--- Provided entries Enclosed Below ---

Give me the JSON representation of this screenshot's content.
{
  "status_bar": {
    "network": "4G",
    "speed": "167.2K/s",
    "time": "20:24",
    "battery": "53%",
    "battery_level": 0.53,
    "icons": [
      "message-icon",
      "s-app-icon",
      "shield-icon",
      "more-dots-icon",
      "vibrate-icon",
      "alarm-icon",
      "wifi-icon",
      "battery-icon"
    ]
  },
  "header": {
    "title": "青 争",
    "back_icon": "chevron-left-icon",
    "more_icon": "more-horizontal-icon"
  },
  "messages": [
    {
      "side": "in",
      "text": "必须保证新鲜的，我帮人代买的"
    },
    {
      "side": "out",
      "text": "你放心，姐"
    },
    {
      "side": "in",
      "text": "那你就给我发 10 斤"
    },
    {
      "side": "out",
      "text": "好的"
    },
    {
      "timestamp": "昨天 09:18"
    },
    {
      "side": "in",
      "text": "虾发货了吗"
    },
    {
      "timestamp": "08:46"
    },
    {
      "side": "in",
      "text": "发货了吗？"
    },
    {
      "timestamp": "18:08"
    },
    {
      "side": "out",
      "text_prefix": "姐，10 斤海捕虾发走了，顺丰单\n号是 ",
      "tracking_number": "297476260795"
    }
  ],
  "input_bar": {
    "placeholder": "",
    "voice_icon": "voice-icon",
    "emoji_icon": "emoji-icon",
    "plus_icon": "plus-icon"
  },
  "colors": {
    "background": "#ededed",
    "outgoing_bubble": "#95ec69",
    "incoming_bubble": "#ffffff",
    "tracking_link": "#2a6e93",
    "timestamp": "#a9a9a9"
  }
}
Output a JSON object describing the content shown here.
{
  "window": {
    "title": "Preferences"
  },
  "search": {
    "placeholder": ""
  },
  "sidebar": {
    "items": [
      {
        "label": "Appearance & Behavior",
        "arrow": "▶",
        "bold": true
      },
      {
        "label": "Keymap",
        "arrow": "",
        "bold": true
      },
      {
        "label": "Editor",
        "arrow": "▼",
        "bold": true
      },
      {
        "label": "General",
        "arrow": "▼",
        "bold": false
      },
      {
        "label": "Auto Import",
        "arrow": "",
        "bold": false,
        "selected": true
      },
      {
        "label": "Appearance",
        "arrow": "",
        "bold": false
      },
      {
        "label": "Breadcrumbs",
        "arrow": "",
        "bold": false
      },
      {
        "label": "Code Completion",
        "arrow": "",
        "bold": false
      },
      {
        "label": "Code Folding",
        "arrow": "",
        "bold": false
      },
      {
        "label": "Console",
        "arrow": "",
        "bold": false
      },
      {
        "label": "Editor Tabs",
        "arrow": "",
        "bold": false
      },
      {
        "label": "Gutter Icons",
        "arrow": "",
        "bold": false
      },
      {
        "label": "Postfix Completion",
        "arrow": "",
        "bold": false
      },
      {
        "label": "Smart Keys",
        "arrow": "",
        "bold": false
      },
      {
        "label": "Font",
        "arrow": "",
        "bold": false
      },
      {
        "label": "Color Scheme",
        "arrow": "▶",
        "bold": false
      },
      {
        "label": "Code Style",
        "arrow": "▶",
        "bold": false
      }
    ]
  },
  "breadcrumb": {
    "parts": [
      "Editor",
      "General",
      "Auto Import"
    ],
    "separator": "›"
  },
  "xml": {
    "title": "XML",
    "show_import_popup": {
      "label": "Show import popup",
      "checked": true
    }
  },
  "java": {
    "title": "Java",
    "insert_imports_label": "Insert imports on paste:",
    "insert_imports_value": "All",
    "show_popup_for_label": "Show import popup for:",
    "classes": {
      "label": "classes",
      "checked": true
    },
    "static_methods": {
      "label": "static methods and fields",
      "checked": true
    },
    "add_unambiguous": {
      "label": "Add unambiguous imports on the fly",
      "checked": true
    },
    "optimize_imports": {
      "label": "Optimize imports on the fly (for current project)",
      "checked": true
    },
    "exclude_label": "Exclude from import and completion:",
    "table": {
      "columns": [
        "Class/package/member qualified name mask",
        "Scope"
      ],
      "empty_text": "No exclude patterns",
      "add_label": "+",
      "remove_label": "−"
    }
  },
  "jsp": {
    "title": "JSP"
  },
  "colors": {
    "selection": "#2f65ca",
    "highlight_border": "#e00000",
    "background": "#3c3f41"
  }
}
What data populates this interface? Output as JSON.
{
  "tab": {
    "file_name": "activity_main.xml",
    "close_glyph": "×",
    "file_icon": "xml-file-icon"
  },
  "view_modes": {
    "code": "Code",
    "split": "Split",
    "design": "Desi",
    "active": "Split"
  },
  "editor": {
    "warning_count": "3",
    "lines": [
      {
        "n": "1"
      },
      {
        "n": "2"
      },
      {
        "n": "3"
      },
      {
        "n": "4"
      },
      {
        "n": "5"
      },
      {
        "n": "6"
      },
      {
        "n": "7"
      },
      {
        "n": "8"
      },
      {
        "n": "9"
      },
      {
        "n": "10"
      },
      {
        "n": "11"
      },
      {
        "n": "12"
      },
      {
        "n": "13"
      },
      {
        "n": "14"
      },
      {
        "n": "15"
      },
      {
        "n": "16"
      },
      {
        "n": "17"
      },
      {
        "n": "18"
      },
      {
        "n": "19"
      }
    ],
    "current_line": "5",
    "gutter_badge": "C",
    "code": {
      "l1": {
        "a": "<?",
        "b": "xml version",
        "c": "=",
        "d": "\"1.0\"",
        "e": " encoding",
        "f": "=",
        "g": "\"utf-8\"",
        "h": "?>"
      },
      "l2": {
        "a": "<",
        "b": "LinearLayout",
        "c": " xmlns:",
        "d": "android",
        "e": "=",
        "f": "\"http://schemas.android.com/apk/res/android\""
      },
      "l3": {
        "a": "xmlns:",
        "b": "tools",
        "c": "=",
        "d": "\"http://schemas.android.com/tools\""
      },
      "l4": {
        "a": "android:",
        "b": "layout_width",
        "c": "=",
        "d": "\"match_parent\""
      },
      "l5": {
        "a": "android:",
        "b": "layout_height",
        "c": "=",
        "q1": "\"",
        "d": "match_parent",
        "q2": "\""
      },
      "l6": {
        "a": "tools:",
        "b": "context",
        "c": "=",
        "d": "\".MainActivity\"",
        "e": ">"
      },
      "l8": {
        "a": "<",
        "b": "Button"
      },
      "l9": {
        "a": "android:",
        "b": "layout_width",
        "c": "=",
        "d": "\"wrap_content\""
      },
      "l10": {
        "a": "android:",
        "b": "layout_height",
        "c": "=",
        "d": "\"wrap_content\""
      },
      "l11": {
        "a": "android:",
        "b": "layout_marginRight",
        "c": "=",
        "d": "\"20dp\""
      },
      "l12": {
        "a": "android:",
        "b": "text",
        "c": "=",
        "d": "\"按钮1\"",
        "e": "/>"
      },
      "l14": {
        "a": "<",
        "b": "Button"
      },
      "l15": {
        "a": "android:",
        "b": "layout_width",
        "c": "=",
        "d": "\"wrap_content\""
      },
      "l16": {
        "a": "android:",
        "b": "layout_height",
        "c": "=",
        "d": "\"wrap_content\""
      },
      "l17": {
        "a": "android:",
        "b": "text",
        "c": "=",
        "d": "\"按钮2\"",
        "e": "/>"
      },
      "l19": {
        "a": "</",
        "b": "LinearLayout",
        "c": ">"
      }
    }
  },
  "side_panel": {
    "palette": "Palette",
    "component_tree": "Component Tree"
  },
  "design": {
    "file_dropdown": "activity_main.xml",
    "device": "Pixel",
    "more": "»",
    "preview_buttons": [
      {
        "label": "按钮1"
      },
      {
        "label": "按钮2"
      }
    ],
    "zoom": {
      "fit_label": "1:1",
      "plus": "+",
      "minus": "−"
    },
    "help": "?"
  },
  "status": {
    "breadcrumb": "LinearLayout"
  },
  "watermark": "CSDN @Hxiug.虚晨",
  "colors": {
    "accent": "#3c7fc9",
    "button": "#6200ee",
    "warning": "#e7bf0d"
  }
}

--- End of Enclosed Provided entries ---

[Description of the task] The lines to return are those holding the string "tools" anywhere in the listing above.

[Solution for this exercise]
        "b": "tools",
        "d": "\"http://schemas.android.com/tools\""
        "a": "tools:",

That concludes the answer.